Charles, thanks for the foundation lesson today.  Before reading this I would probably have undertaken such a project.  Now, no way.

Posted by Stephen Weakley (Nationwide Mortgage Services) almost 6 years ago

Gee, those sure are a lot of questions.  It's just concrete.  You can get the bags at the hardware store right?  Why not just follow the instructions on the bag?  That's probably way easier than all those other steps.

I'll be at the 7-11 again tomorrow.

Posted by Jay Markanich, Home Inspector - servicing all Northern Virginia (Jay Markanich Real Estate Inspections, LLC) almost 6 years ago

I love the monolithic pours, but there are few contractors that do that here. We still do a footing, stemwall and then a floating slab. Three seperate poors and more labor, time and money.

Posted by Than Maynard, Broker - Licensed to List & Sell - 405-990-8862 (Coldwell Banker Heart of Oklahoma) almost 6 years ago

Stephen, there is certainly a lot to learn

Jay, instructions?  It comes with instructions?  Whodathunk

Than, it typically takes more time to set the forms for a monolithic pour so many builder will opt for the other approach

Posted by Charles Buell, Seattle Home Inspector (Charles Buell Inspections Inc.) almost 6 years ago

Hi Charles - Thanks for the primer on foundations - interesting and useful. I showed a home last night that had an interesting foundation designed to deal with expansive clay soils, which occur here fairly often and require site soils samples for any new build.

Posted by Dick Greenberg, Northern Colorado Residential Real Estate (New Paradigm Partners LLC) almost 6 years ago

Charles, your posts are always a new lesson for me - learning from an expert. (and sometimes I boast about my deep knowledge in front of my!)

Bookmarked, for sure.

Posted by Praful Thakkar, Andover, MA: Andover Luxury Homes For Sale (LAER Realty Partners) almost 6 years ago

Charlie, great post as usual.

Posted by Donald Hester, NCW Home Inspections, LLC (NCW Home Inspections, LLC) almost 6 years ago

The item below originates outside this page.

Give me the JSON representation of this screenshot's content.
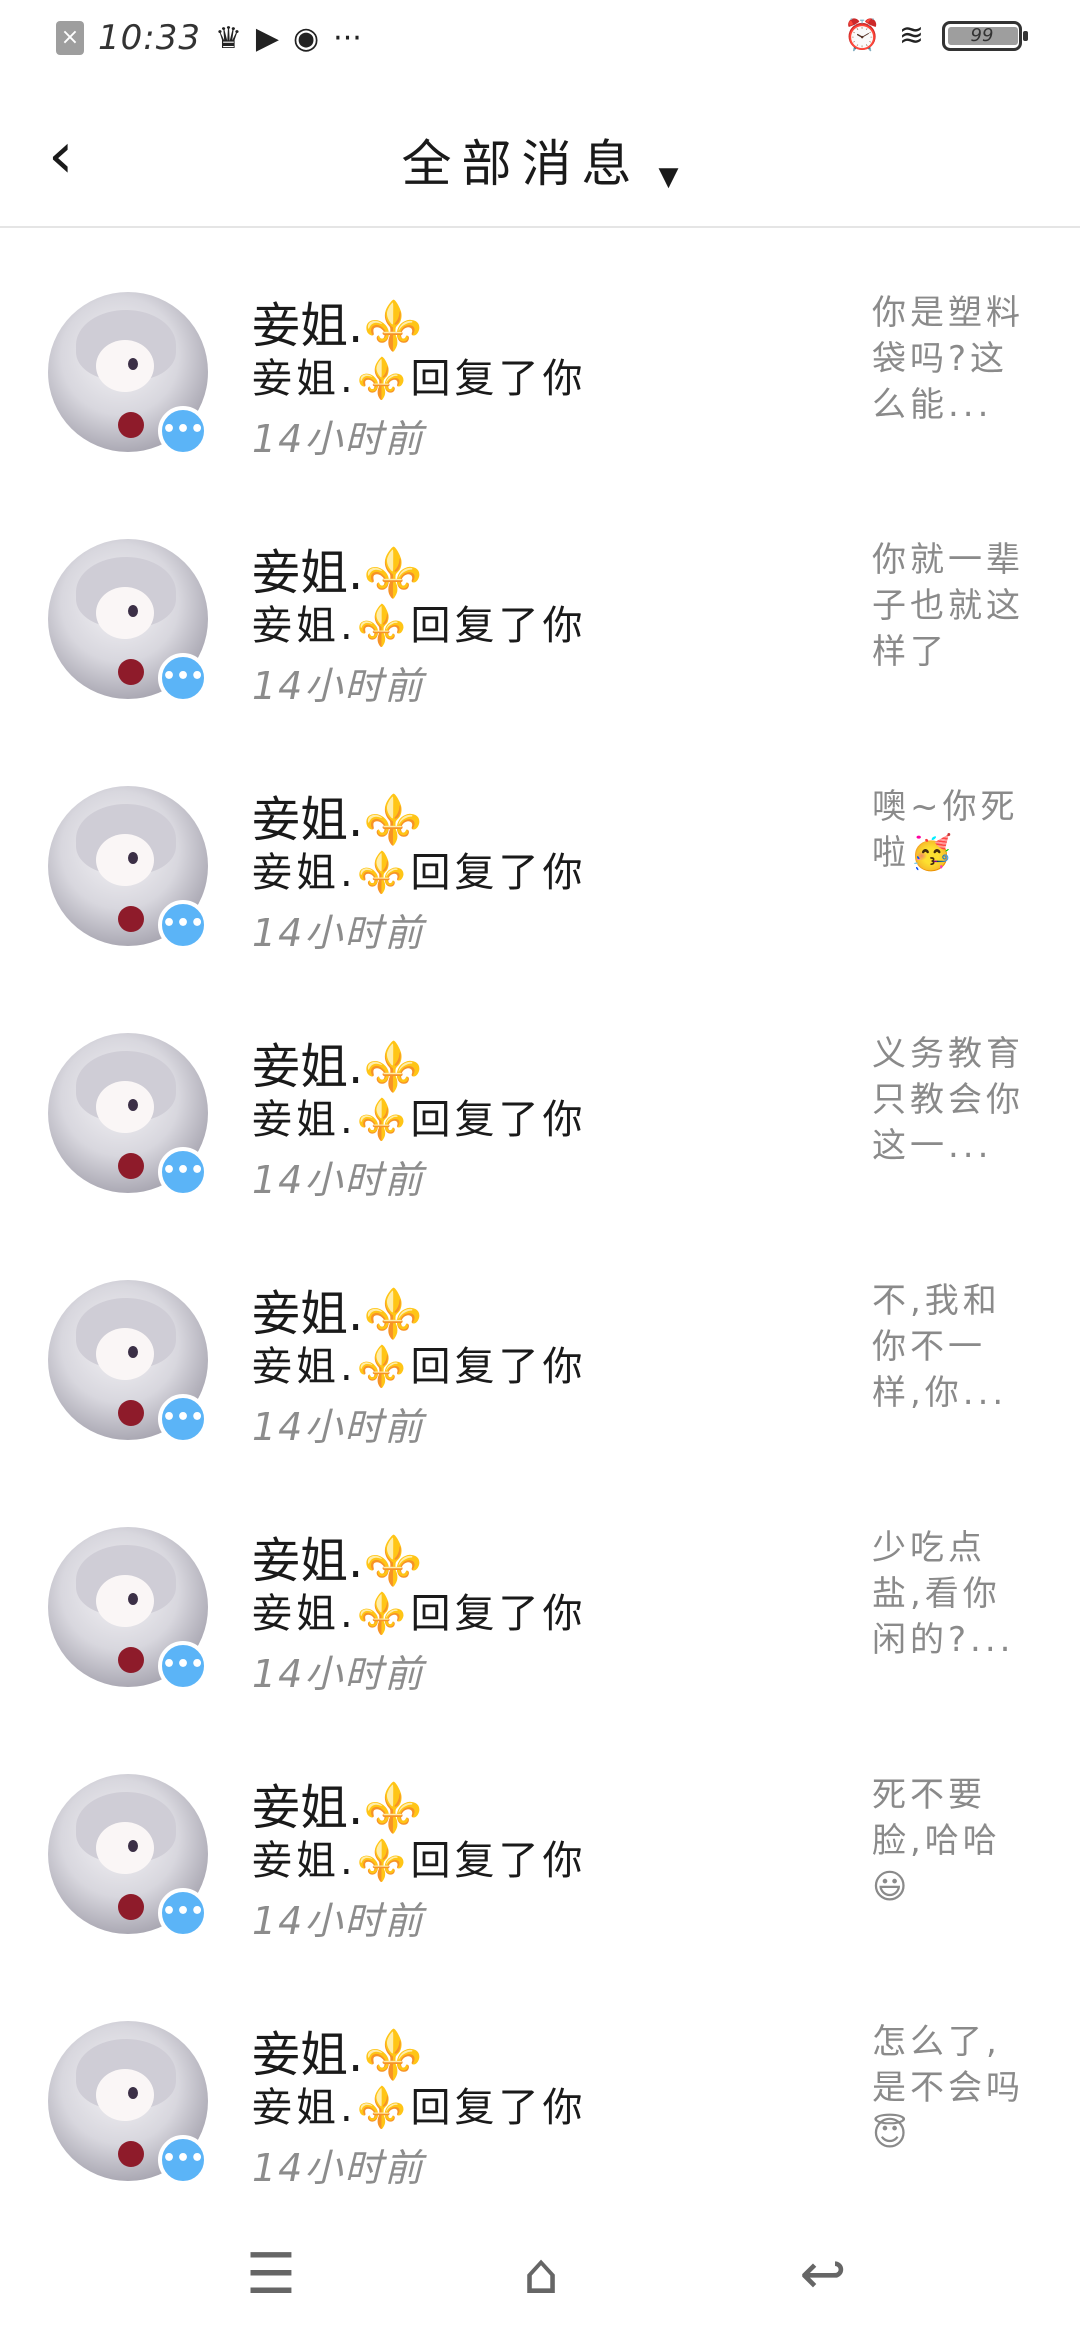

The foundation is pretty important to the structure, we better get that right Charles. I love that list and hope you cover many of the other points as well.

Posted by Tom Arstingstall, General Contractor, Dry Rot, Water Damage Sacramento, El Dorado County - (916) 765-5366, General Contractor, Dry Rot and Water Damage (Dry Rot and Water Damage Mobile - 916-765-5366) almost 6 years ago

Good info Charles:

This definitely does not sound like a do it yourself project.  I take it you have probably seen some of those

Posted by Jennifer Manchester, GRI, ePRO, ASP - Broker/Home Stager (Suburban Properties of Charlotte, LLC ) almost 6 years ago

Dick, now there you have another whole consideration that I didn't even touch on directly---but is part of any soils analysis necessary for just about any site.

Praful, I am more impressed by what I don't know

Don, thanks

Tom, perhaps one day

Jennifer, on occasion

Posted by Charles Buell, Seattle Home Inspector (Charles Buell Inspections Inc.) almost 6 years ago

Don't see that out this way. Typically footings are poured first, then the wall.

Posted by James Quarello, Connecticut Home Inspector (JRV Home Inspection Services, LLC) almost 6 years ago

Jim, having grown up in your area, I would be willing to bet that the reason you don't see mono-pours is because there was a time when nearly all foundations were CMU.  Habit takes over

Posted by Charles Buell, Seattle Home Inspector (Charles Buell Inspections Inc.) almost 6 years ago

I see many poured foundations, even on houses built in 20s. I find CMUs to be more regional. Some parts of the state tend to have them, while others do not. 

Posted by James Quarello, Connecticut Home Inspector (JRV Home Inspection Services, LLC) almost 6 years ago

It would be interesting to know the patterns.

Posted by Charles Buell, Seattle Home Inspector (Charles Buell Inspections Inc.) almost 6 years ago